In 1987 a co-operative field exposure program within the UN Economic Commission for Europe was initiated. The aim of the program is to evaluate the effect of sulfur pollutants in combination with NOx and other pollutants on the atmospheric corrosion of important materials. This work presents results from the evaluation of the electric contact materials nickel, copper, silver and tin after 4 years of exposure.

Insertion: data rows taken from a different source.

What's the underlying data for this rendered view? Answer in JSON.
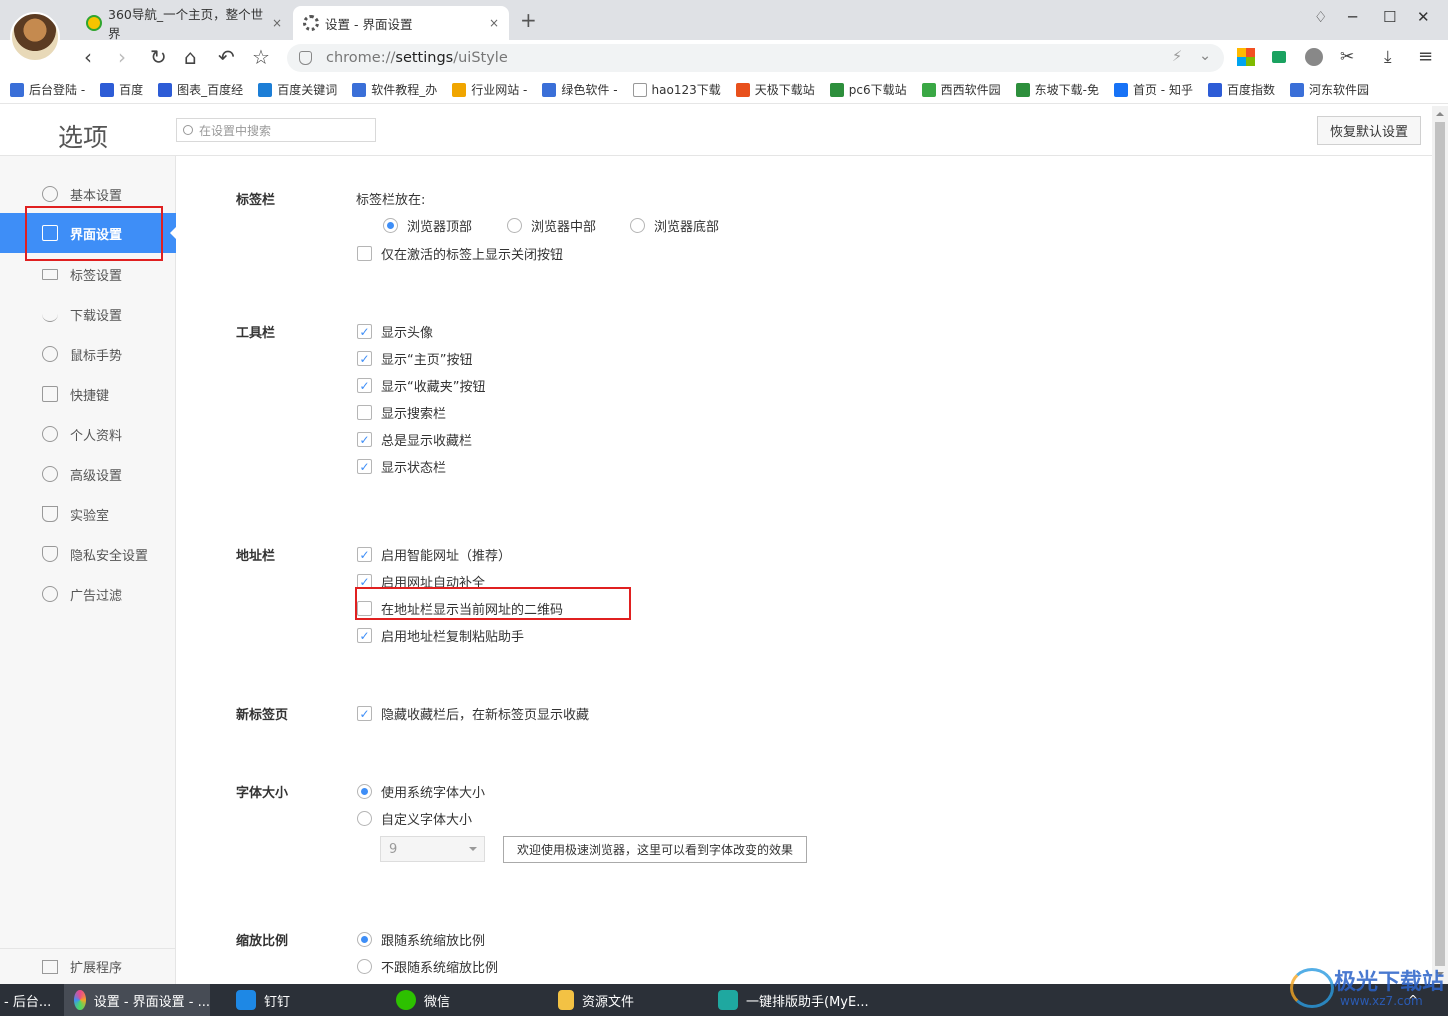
{
  "browser": {
    "tabs": [
      {
        "title": "360导航_一个主页，整个世界",
        "close": "×"
      },
      {
        "title": "设置 - 界面设置",
        "close": "×"
      }
    ],
    "new_tab": "+",
    "url_prefix": "chrome://",
    "url_host": "settings",
    "url_path": "/uiStyle",
    "window_controls": {
      "minimize": "─",
      "maximize": "☐",
      "close": "✕",
      "skin": "♢"
    }
  },
  "bookmarks": [
    {
      "label": "后台登陆 -",
      "color": "#3a6fd8"
    },
    {
      "label": "百度",
      "color": "#2d5cd6"
    },
    {
      "label": "图表_百度经",
      "color": "#2d5cd6"
    },
    {
      "label": "百度关键词",
      "color": "#1c7ed6"
    },
    {
      "label": "软件教程_办",
      "color": "#3a6fd8"
    },
    {
      "label": "行业网站 -",
      "color": "#f0a500"
    },
    {
      "label": "绿色软件 -",
      "color": "#3a6fd8"
    },
    {
      "label": "hao123下载",
      "color": "#ffffff"
    },
    {
      "label": "天极下载站",
      "color": "#e8501c"
    },
    {
      "label": "pc6下载站",
      "color": "#2d8f3c"
    },
    {
      "label": "西西软件园",
      "color": "#3aa845"
    },
    {
      "label": "东坡下载-免",
      "color": "#2d8f3c"
    },
    {
      "label": "首页 - 知乎",
      "color": "#1772f6"
    },
    {
      "label": "百度指数",
      "color": "#2d5cd6"
    },
    {
      "label": "河东软件园",
      "color": "#3a6fd8"
    }
  ],
  "header": {
    "title": "选项",
    "search_placeholder": "在设置中搜索",
    "reset_button": "恢复默认设置"
  },
  "sidebar": {
    "items": [
      {
        "label": "基本设置",
        "active": false
      },
      {
        "label": "界面设置",
        "active": true
      },
      {
        "label": "标签设置",
        "active": false
      },
      {
        "label": "下载设置",
        "active": false
      },
      {
        "label": "鼠标手势",
        "active": false
      },
      {
        "label": "快捷键",
        "active": false
      },
      {
        "label": "个人资料",
        "active": false
      },
      {
        "label": "高级设置",
        "active": false
      },
      {
        "label": "实验室",
        "active": false
      },
      {
        "label": "隐私安全设置",
        "active": false
      },
      {
        "label": "广告过滤",
        "active": false
      }
    ],
    "extensions": "扩展程序"
  },
  "sections": {
    "tabbar": {
      "title": "标签栏",
      "position_label": "标签栏放在:",
      "positions": [
        "浏览器顶部",
        "浏览器中部",
        "浏览器底部"
      ],
      "selected_position": "浏览器顶部",
      "close_on_active": {
        "label": "仅在激活的标签上显示关闭按钮",
        "checked": false
      }
    },
    "toolbar": {
      "title": "工具栏",
      "options": [
        {
          "label": "显示头像",
          "checked": true
        },
        {
          "label": "显示“主页”按钮",
          "checked": true
        },
        {
          "label": "显示“收藏夹”按钮",
          "checked": true
        },
        {
          "label": "显示搜索栏",
          "checked": false
        },
        {
          "label": "总是显示收藏栏",
          "checked": true
        },
        {
          "label": "显示状态栏",
          "checked": true
        }
      ]
    },
    "addressbar": {
      "title": "地址栏",
      "options": [
        {
          "label": "启用智能网址（推荐）",
          "checked": true
        },
        {
          "label": "启用网址自动补全",
          "checked": true
        },
        {
          "label": "在地址栏显示当前网址的二维码",
          "checked": false
        },
        {
          "label": "启用地址栏复制粘贴助手",
          "checked": true
        }
      ]
    },
    "newtab": {
      "title": "新标签页",
      "option": {
        "label": "隐藏收藏栏后，在新标签页显示收藏",
        "checked": true
      }
    },
    "fontsize": {
      "title": "字体大小",
      "options": [
        {
          "label": "使用系统字体大小",
          "selected": true
        },
        {
          "label": "自定义字体大小",
          "selected": false
        }
      ],
      "size_value": "9",
      "preview_text": "欢迎使用极速浏览器，这里可以看到字体改变的效果"
    },
    "zoom": {
      "title": "缩放比例",
      "options": [
        {
          "label": "跟随系统缩放比例",
          "selected": true
        },
        {
          "label": "不跟随系统缩放比例",
          "selected": false
        }
      ]
    }
  },
  "taskbar": {
    "items": [
      {
        "label": "- 后台...",
        "color": "#3a6fd8"
      },
      {
        "label": "设置 - 界面设置 - ...",
        "color": "#e84a8c"
      },
      {
        "label": "钉钉",
        "color": "#1e88e5"
      },
      {
        "label": "微信",
        "color": "#2dc100"
      },
      {
        "label": "资源文件",
        "color": "#f3c244"
      },
      {
        "label": "一键排版助手(MyE...",
        "color": "#1fa8a0"
      }
    ],
    "tray_arrow": "^"
  },
  "watermark": {
    "text": "极光下载站",
    "url": "www.xz7.com"
  },
  "colors": {
    "accent": "#3e8ef7",
    "highlight_box": "#e02020"
  }
}
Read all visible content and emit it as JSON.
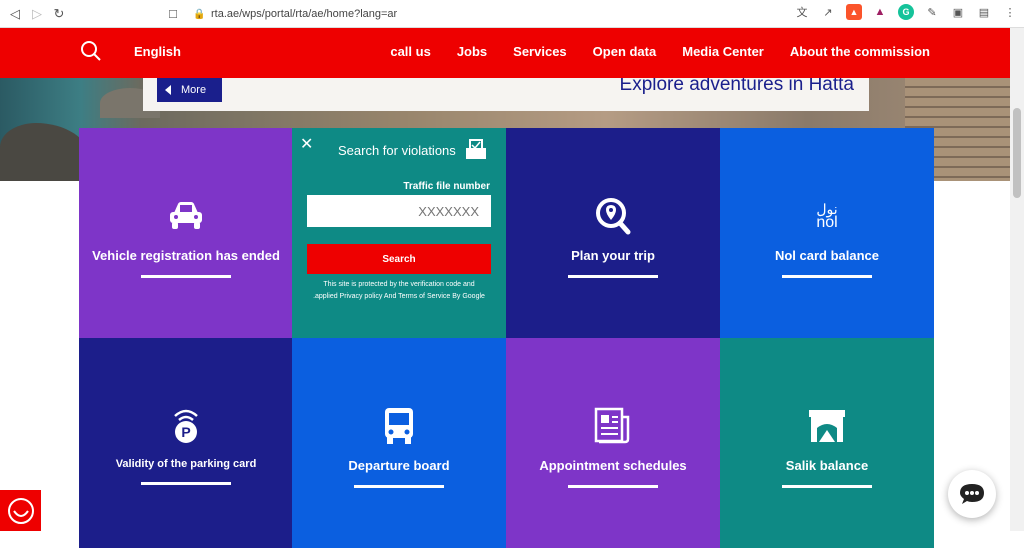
{
  "browser": {
    "url": "rta.ae/wps/portal/rta/ae/home?lang=ar"
  },
  "header": {
    "language": "English",
    "menu": [
      "call us",
      "Jobs",
      "Services",
      "Open data",
      "Media Center",
      "About the commission"
    ]
  },
  "hero": {
    "more_label": "More",
    "headline": "Explore adventures in Hatta"
  },
  "violation_search": {
    "title": "Search for violations",
    "field_label": "Traffic file number",
    "field_placeholder": "XXXXXXX",
    "button_label": "Search",
    "notice_line1": "This site is protected by the verification code and",
    "notice_line2": ".applied Privacy policy And Terms of Service By Google"
  },
  "tiles": [
    {
      "label": "Vehicle registration has ended",
      "color": "#7e35c8"
    },
    {
      "label": "Plan your trip",
      "color": "#1c1e8a"
    },
    {
      "label": "Nol card balance",
      "color": "#0b5fe0",
      "logo_ar": "نول",
      "logo_en": "nol"
    },
    {
      "label": "Validity of the parking card",
      "color": "#1c1e8a"
    },
    {
      "label": "Departure board",
      "color": "#0b5fe0"
    },
    {
      "label": "Appointment schedules",
      "color": "#7e35c8"
    },
    {
      "label": "Salik balance",
      "color": "#0e8a85"
    }
  ],
  "colors": {
    "header_red": "#ee0000",
    "violation_teal": "#0e8a85"
  }
}
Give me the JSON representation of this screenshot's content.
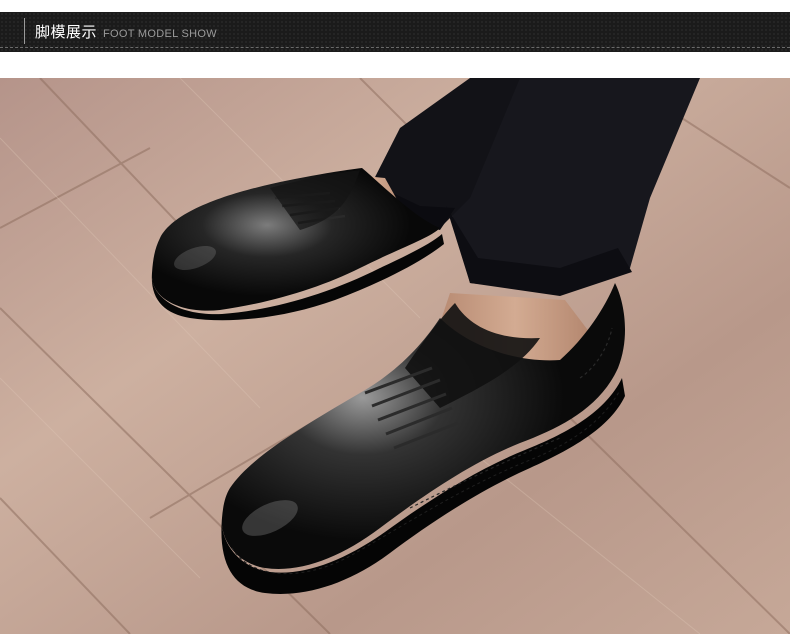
{
  "header": {
    "title": "脚模展示",
    "subtitle": "FOOT MODEL SHOW"
  },
  "photo": {
    "subject": "black leather derby shoes on model",
    "colors": {
      "floor_light": "#c9ab99",
      "floor_dark": "#8e6e5e",
      "shoe": "#0c0c0c",
      "pants": "#16161c",
      "skin": "#c49a82"
    }
  }
}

Dry deposition of SO2 dominates the corrosion of nickel, which forms amorphous and crystalline basic nickel sulfate, whereas both O3 and NO2 accelerate the dry deposition of SO2 on copper. Silver forms Ag2S as the dominating corrosion product. Since H2S is not measured within the program it has not been possible to estimate its contribution. The formation of oxides with different stoichiometries dominates the corrosion of tin and no equation has been found that relates the weight increase of tin to environmental data. Particulate ammonium sulfate contributes to the weight increase of all metals.